Quentin La Tour (Maurice Quentin de La Tour) was an admirable pastelist and a great magician of color; nature had given him less fortunate in character. He was usually quinteux and whimsical. Very advanced in the doctrines of the Encyclopaedists, he affected with the greats a casualness bordering on impertinence. He is reproached to Dauphin, for his children are very ill-bred, and he is deceived by rogues. The king himself must undergo his jests: during a sit-down session, he tires Louis XV with an outraged eulogy of foreigners:
“But I believed you to be a Frenchman,” said the king, surprised. “No, sire,” replied La Tour, slyly, “I am Picard, of Saint-Quentin.”
The execution of Madame de Pompadour’s portrait (Portrait of the Marquise de Pompadour), in particular, is marked by countless episodes and incidents. Quentin La Tour does not like the favorite. First requests were made to him in 1750, he repulsed them; asked to go to Versailles to the Marquise, he contented himself with replying to the envoy:
“Tell Madame that I’m not going to paint in town.”
Madame de Pompadour, vexed, wrote to her brother, the Marquis de Marigny, who is a friend of the artist. His intervention brings a reconciliation and La Tour throws on paper two preparations of his painting. Then he stayed two years without working; all pretexts are valid for him to escape. At Marigny, who presses him, he writes that he feels a prey “to a dejection and annihilation which make him fear fever,” and he wants to try “if the air will do him good.” Marigny then got angry, but without any result. Madame de Pompadour, who is attached to her portrait, tries to be gentle: “I am,” she said to him, “almost in the same embonpoint where you have seen me at La Muette, and I think he would be about to take advantage of the moment to finish what you have so well started. If you can come tomorrow, I will be free and with as few people as you like. You know, Sir, the case I make of you and your admirable talents.”

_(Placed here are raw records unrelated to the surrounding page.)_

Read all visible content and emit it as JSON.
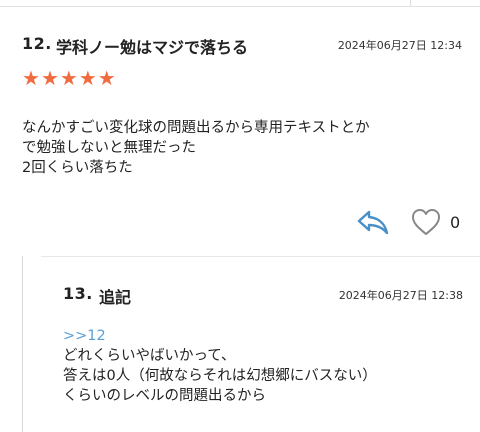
{
  "comments": [
    {
      "number": "12.",
      "title": "学科ノー勉はマジで落ちる",
      "date": "2024年06月27日 12:34",
      "rating": 5,
      "stars": [
        "★",
        "★",
        "★",
        "★",
        "★"
      ],
      "body": [
        "なんかすごい変化球の問題出るから専用テキストとか",
        "で勉強しないと無理だった",
        "2回くらい落ちた"
      ],
      "like_count": "0",
      "icons": {
        "reply": "reply-arrow-icon",
        "like": "heart-icon"
      },
      "colors": {
        "stars": "#f06b3d",
        "reply_icon": "#4a90c8",
        "like_icon": "#888888"
      }
    },
    {
      "number": "13.",
      "title": "追記",
      "date": "2024年06月27日 12:38",
      "anchor": ">>12",
      "body": [
        "どれくらいやばいかって、",
        "答えは0人（何故ならそれは幻想郷にバスない）",
        "くらいのレベルの問題出るから"
      ],
      "colors": {
        "anchor": "#5aa0d6"
      }
    }
  ]
}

Overcome by so much insistence, La Tour finally yielded and went to Versailles, on the promise that no unfortunate man would interrupt his work. But, as a good philosopher, he is resolved to “give a lesson to these people.” As soon as the marquise is installed, he sets himself at his ease, removes the curls of his pumps, his collar, his wig, his garters and wears a taffeta cap. The king arrives:
“You promised, madame, that your door will be closed.”
“I will not disturb you,” said the king, smiling; “I shall remain there quietly. Go on.“
“It is impossible for me to obey your Majesty; I shall return when Madame is alone. I do not like to be interrupted.“
And he went away.
Finally, after three years of effort and disappointment, the portrait was completed and appeared at the Salon of 1855. Despite La Tour’s obvious ill-will to paint the royal favorite, the testimonies of the time agree that he put on gallantry to embellish it. How different and more truthful is the “preparation” of the painting, which is today in the museum of Saint-Quentin!
But, despite its deliberately flattering execution, this portrait is none the less a work of the first order, one of the best of La Tour. Sainte-Beuve dedicated to him one of his most brilliant pages:
“It is the very person,” he writes, “who is in every marvelous point of delicacy, suave dignity, and exquisite beauty. Holding the music notebook with lightness and negligence, she is suddenly distracted. She seems to have heard some noise and turns her head. Is it really the king who comes and goes in? She seems to wait with certainty and listen with a smile. His head, thus turned round, reveals the profile of the neck in all its grace, and its short hair, delicately wavy, the curls of which rise and the blond still visible under the half-powder which scarcely covers them. The head swims in a bluish background which, in general, is that of the whole picture. The eye is everywhere satisfied and caressed; it is melody more than harmony … There is nothing in this enchanted boudoir that does not seem to pay its court to the goddess. She herself has the flesh and complexion of a lilac white, slightly azure. This breast, these ribbons, this dress, all this blend harmoniously. Everything in the physiognomy and in the attitude expresses grace, supreme taste, affability and amenity rather than gentleness, a queenish air that has had to be taken, but which is natural and will be sustained without too much effort.”
Madame de Pompadour declared herself satisfied with the pastel, but when the hour of settlement came, the difficulties recommenced. La Tour demanded nothing less than forty-eight thousand pounds! After much talk and tug-of-war, he had to be satisfied with half that amount, but he felt an anger that was very long to subside.
The portrait of Madame de Pompadour passed, no one knows how, in the hands of the Count de Lespinasse d’Arlet, and was acquired in 1797 by the Museum of Arts. He remained in the dust of the national reserves until 1838, when he was transferred to the Louvre, where he now appears in the Salle des Pastels.
Height: 1.70 – Width: 1.20 – Natural size figure.